This preschool teacher that only saw a future in music also made the CUNY Lehman College Literacy Program that year. It was not all sunshine and roses working as a teacher and being in grad school, but I knew I was blessed having a job straight out of college. It was a real shock to those who knew me to see the singer they grew up with become a teacher and go to graduate school. At this point in my life, I told myself that music would just be something I did on the side. It was not until two months into my teaching career that I realized my talents could be used for other purposes. It all started when I was teaching the days of the week and the ABCS. I began singing to the students, and not just singing, but writing songs to help them memorize days and letters. It was at this point that I realized the same creativity that allowed me to be a great songwriter could be used to be creative in a classroom and spark the desire to help others learn. I have learned to use singing songs to help make lessons more interesting and to help get points across.
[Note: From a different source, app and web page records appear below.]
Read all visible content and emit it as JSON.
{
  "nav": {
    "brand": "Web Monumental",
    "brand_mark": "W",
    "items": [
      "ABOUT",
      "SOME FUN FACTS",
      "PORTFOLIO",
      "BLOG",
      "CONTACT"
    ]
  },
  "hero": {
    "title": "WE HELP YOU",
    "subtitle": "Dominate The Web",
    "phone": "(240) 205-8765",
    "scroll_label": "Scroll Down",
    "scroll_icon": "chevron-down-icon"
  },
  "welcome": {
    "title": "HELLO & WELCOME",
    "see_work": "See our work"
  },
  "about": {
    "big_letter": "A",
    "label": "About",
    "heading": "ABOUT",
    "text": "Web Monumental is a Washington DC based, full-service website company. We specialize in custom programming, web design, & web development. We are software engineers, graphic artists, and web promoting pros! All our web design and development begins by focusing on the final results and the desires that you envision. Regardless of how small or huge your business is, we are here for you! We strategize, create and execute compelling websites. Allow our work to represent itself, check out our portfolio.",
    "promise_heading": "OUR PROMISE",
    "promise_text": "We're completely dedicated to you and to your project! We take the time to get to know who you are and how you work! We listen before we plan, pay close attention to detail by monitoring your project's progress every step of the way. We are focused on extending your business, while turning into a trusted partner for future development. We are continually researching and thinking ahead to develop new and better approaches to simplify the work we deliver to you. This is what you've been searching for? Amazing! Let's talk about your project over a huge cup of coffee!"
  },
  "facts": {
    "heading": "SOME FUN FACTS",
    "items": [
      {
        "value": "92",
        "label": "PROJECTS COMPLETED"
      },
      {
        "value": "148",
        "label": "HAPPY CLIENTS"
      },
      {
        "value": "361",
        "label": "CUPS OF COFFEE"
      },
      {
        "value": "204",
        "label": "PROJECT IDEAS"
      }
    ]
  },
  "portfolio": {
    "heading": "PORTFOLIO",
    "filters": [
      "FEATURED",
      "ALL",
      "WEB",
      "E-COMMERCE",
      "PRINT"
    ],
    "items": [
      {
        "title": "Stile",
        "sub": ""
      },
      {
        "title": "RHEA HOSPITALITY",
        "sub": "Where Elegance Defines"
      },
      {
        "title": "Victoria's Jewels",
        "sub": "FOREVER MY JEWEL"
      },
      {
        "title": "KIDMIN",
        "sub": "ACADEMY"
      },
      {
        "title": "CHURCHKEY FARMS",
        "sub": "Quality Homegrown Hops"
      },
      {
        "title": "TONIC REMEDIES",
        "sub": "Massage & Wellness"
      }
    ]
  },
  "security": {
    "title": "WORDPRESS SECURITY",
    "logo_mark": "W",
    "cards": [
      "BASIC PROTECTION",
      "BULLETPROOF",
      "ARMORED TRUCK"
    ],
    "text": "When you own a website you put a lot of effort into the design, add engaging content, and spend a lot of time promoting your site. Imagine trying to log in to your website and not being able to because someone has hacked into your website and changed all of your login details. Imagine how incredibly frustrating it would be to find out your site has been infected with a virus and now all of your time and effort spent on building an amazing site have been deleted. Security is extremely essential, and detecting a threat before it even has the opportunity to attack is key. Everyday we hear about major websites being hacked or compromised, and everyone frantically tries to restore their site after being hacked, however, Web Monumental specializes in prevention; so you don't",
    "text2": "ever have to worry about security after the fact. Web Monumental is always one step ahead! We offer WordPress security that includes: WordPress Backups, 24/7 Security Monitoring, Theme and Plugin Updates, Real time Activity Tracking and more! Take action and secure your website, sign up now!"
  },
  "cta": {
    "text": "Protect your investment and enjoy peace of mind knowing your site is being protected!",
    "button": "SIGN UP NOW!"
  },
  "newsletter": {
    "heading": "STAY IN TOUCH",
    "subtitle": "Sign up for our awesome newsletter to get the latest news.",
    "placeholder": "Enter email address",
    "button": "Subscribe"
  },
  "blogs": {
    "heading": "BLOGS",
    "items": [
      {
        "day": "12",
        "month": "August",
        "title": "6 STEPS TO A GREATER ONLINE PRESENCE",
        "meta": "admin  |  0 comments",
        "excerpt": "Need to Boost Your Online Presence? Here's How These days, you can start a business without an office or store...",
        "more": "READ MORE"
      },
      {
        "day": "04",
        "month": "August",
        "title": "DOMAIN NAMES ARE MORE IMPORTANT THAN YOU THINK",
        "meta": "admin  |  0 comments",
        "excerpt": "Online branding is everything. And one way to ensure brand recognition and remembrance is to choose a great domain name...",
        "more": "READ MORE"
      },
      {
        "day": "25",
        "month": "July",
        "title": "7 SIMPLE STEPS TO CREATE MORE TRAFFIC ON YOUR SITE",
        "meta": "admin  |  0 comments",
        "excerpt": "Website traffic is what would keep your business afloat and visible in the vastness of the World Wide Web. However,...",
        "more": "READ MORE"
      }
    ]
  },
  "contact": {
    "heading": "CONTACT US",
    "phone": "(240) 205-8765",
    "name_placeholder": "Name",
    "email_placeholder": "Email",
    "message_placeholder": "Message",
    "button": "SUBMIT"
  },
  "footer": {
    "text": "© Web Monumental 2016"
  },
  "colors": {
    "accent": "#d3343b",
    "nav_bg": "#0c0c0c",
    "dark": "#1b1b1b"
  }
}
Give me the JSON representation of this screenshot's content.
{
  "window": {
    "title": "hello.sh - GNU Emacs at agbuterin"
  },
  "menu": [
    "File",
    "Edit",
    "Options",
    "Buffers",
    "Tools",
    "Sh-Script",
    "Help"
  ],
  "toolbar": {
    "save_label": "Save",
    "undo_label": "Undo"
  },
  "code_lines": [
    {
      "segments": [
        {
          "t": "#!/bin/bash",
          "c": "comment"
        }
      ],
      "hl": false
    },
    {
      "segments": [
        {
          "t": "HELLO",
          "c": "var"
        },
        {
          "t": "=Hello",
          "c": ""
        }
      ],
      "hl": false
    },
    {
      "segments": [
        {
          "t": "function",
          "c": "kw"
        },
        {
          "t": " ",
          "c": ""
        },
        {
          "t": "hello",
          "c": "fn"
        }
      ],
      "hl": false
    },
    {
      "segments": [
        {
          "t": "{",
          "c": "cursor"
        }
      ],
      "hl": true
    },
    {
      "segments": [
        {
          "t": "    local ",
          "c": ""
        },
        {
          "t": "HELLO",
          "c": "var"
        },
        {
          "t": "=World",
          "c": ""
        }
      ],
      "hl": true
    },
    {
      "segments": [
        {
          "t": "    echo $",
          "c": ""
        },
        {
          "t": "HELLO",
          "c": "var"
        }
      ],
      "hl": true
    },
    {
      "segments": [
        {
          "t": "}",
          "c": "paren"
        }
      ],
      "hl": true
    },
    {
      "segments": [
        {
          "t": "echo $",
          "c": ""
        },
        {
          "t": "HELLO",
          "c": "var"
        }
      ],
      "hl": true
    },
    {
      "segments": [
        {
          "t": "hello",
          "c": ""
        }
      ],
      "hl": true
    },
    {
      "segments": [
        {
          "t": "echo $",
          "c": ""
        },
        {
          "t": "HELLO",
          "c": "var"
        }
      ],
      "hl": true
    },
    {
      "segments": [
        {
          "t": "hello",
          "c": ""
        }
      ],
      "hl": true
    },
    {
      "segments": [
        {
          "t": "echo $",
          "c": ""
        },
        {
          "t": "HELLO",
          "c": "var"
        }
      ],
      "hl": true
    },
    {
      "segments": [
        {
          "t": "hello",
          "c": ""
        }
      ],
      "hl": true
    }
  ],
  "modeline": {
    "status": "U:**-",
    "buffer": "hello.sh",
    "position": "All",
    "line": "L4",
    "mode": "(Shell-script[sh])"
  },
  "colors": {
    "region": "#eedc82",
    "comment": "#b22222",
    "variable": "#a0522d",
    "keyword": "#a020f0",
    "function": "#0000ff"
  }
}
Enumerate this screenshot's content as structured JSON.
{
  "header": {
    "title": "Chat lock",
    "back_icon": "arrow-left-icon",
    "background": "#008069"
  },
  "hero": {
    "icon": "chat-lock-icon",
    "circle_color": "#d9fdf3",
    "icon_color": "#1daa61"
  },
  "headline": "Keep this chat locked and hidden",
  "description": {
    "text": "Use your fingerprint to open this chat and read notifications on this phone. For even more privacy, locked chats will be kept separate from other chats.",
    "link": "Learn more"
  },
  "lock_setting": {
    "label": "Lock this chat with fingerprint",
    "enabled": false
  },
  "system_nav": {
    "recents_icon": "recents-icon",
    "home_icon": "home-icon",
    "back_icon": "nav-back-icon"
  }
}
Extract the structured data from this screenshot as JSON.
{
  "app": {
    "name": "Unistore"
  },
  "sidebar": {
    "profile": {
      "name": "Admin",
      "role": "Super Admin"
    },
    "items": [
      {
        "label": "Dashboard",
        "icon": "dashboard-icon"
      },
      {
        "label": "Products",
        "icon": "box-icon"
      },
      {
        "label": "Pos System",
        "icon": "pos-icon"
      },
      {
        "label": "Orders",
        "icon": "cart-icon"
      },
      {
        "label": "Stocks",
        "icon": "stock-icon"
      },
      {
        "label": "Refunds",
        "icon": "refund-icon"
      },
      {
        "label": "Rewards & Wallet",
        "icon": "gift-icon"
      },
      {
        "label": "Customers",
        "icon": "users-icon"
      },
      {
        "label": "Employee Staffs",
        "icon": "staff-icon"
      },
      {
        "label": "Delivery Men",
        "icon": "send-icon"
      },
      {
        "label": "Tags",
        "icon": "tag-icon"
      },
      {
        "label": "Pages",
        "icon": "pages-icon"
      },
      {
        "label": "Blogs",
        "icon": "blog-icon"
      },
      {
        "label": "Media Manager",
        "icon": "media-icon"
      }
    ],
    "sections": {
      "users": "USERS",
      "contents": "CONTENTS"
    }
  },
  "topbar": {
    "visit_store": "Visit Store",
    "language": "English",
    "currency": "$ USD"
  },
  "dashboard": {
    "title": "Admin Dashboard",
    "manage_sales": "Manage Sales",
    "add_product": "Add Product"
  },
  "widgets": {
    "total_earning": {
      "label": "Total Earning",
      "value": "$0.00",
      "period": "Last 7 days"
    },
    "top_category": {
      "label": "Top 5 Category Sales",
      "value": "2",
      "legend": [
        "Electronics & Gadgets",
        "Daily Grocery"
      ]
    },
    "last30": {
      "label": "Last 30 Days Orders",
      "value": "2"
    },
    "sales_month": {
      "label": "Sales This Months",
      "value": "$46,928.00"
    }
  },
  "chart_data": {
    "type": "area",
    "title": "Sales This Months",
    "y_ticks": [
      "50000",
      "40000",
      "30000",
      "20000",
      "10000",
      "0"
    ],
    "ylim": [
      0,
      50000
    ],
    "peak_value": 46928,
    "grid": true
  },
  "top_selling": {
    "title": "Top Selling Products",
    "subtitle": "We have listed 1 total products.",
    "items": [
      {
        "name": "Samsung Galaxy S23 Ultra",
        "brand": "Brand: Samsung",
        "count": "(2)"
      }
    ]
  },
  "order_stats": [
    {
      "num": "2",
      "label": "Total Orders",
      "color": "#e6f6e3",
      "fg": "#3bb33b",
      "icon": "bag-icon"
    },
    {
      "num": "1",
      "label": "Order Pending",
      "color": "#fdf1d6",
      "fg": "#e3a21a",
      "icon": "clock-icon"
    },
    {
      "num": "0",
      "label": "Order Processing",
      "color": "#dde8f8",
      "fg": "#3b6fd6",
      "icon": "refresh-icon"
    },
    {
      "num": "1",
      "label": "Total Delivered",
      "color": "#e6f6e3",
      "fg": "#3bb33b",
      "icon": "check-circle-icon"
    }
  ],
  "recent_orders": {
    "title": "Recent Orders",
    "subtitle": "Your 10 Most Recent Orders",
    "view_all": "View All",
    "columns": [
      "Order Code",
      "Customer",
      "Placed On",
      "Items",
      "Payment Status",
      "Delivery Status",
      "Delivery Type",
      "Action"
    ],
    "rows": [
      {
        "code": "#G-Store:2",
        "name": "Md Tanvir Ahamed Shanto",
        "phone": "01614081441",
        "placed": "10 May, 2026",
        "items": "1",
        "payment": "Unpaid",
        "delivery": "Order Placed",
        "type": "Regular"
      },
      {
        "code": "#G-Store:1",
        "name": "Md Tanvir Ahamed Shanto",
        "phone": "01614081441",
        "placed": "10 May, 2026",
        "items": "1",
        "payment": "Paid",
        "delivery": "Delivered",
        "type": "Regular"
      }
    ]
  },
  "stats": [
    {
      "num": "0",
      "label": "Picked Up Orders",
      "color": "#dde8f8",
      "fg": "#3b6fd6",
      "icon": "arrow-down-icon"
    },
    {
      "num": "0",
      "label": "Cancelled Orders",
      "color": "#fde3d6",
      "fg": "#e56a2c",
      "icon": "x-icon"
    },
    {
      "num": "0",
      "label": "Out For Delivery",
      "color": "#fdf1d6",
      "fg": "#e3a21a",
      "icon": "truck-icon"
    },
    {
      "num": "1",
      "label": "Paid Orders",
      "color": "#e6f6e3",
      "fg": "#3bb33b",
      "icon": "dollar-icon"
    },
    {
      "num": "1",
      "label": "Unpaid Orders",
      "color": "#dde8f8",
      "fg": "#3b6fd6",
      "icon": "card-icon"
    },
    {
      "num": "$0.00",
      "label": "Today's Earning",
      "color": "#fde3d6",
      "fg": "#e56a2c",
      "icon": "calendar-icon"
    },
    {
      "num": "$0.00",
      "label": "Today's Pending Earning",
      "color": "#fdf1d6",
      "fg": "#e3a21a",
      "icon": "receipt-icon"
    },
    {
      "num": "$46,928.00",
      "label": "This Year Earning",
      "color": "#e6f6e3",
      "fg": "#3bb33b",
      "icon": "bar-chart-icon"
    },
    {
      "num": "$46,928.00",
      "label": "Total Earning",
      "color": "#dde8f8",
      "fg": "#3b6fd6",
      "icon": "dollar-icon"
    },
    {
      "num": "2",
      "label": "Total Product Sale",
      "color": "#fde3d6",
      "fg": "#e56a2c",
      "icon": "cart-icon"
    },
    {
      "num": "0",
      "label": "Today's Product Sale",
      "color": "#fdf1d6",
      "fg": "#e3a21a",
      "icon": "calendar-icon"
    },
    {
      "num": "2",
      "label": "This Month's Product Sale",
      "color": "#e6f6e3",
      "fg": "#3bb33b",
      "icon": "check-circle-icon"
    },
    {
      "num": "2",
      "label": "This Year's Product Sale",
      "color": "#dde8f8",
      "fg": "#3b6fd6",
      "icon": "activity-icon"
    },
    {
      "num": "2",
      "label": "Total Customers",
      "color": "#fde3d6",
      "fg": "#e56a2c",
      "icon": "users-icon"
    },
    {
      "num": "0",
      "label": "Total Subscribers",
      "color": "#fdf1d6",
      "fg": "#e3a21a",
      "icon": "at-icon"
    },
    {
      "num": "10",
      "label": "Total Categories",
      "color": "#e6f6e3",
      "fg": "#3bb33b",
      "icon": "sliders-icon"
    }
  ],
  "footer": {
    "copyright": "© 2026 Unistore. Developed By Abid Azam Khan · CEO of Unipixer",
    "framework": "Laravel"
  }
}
I make up and write songs for the students to help them learn about different topics and to help them understand something. This is also what led me to where I am today; a graduate student in the Lehman College Literacy Graduate Program. Throughout my journey and this program, I have learned many things about myself that I never knew were possible. I learned that I could achieve any goal I set my mind to, and that sometimes, one journey leads directly into another. We just have to be open to where the road takes us.